Start of DATASET

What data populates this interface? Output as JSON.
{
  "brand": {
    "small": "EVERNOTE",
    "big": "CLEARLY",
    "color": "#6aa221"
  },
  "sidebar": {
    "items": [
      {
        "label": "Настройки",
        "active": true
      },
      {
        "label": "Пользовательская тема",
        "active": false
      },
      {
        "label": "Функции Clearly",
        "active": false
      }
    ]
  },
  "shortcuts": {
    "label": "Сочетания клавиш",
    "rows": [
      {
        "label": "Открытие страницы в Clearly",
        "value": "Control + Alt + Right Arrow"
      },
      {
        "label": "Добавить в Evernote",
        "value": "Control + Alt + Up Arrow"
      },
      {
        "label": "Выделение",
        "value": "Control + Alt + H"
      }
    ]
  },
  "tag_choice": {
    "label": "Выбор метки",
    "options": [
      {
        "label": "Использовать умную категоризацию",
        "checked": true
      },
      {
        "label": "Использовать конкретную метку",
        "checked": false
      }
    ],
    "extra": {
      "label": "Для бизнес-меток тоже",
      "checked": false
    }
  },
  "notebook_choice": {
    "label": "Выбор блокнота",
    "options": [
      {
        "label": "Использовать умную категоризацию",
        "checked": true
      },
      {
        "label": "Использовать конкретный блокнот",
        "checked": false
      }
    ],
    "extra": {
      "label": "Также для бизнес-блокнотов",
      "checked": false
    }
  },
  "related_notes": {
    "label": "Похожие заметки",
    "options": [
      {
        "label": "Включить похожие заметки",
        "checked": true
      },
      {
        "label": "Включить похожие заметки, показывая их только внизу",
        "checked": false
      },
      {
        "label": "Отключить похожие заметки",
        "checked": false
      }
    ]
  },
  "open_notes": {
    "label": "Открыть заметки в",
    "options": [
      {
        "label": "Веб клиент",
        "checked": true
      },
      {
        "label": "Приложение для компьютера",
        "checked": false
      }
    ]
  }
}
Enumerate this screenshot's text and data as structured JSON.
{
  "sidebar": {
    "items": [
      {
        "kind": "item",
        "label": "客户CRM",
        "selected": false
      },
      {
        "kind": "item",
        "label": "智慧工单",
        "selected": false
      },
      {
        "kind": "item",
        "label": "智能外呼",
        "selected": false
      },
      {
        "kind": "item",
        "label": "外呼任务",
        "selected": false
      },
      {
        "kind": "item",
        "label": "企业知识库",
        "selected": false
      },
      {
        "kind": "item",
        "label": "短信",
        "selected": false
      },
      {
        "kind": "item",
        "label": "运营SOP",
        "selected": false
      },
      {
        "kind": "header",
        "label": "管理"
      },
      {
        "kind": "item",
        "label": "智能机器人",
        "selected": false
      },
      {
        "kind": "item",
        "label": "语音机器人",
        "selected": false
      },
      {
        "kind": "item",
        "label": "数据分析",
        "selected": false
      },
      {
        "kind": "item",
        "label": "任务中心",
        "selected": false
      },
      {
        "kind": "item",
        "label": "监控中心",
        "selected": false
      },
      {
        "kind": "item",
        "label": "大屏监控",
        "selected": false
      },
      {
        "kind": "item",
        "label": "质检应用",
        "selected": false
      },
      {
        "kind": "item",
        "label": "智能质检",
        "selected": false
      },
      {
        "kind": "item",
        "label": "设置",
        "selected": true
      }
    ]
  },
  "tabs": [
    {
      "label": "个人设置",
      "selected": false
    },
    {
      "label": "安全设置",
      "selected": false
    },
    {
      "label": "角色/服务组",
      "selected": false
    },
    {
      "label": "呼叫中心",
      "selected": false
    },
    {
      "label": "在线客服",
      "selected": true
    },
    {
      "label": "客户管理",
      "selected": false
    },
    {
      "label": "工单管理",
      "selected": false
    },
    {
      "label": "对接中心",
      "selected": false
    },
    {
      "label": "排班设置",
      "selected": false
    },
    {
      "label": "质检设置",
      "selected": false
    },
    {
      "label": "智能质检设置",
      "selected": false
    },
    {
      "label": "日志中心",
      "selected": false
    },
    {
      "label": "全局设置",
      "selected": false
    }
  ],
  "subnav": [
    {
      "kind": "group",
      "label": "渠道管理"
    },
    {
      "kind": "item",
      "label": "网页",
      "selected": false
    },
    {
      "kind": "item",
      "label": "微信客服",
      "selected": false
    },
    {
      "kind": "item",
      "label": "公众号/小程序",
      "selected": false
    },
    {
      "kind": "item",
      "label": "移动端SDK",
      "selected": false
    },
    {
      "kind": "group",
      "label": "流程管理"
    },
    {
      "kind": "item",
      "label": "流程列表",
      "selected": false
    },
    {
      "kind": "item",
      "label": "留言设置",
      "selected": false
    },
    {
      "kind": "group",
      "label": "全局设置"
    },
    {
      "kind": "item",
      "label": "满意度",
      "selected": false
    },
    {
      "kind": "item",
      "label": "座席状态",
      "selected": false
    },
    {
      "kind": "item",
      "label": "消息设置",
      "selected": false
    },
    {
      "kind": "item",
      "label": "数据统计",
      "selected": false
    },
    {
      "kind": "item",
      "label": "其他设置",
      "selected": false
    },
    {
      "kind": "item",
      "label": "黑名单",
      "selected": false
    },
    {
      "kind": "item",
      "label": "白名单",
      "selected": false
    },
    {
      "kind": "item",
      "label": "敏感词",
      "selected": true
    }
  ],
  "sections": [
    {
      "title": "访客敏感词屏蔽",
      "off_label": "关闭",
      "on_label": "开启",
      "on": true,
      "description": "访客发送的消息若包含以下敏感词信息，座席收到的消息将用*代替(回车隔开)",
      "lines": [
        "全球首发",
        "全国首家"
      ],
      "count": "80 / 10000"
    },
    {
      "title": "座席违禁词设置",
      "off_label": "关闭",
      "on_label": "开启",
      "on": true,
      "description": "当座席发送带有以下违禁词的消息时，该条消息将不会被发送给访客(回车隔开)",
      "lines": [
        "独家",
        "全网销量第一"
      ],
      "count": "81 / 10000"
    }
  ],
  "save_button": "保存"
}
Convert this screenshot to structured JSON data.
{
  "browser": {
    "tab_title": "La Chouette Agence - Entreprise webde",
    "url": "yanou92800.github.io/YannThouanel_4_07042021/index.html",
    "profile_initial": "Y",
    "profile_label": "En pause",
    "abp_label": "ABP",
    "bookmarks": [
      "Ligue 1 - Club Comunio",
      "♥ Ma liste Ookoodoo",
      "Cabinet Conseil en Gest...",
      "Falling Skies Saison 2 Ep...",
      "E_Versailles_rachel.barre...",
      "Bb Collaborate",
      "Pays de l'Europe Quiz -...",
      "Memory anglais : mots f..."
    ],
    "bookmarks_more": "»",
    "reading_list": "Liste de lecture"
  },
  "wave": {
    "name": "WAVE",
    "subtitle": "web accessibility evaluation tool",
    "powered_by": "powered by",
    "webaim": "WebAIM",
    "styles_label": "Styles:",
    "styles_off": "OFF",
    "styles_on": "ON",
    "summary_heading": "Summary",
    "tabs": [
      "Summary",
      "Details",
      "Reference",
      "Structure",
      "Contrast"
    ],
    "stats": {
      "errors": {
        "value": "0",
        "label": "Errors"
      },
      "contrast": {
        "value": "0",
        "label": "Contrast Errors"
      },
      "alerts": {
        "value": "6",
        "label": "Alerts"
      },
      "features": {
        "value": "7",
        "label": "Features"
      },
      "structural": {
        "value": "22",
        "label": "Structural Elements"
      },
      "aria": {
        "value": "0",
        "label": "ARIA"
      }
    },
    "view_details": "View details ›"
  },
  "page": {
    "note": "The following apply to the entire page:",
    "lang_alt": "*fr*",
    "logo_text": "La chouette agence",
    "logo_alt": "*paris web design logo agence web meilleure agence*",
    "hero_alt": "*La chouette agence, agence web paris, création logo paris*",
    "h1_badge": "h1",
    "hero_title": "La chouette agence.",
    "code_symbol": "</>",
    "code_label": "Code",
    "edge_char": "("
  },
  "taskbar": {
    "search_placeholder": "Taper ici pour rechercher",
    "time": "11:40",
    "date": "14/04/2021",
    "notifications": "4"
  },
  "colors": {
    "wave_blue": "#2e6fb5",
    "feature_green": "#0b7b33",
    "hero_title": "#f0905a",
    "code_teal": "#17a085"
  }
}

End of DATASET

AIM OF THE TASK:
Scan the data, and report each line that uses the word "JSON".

COMPLETED TASK:
What data populates this interface? Output as JSON.
Enumerate this screenshot's text and data as structured JSON.
Convert this screenshot to structured JSON data.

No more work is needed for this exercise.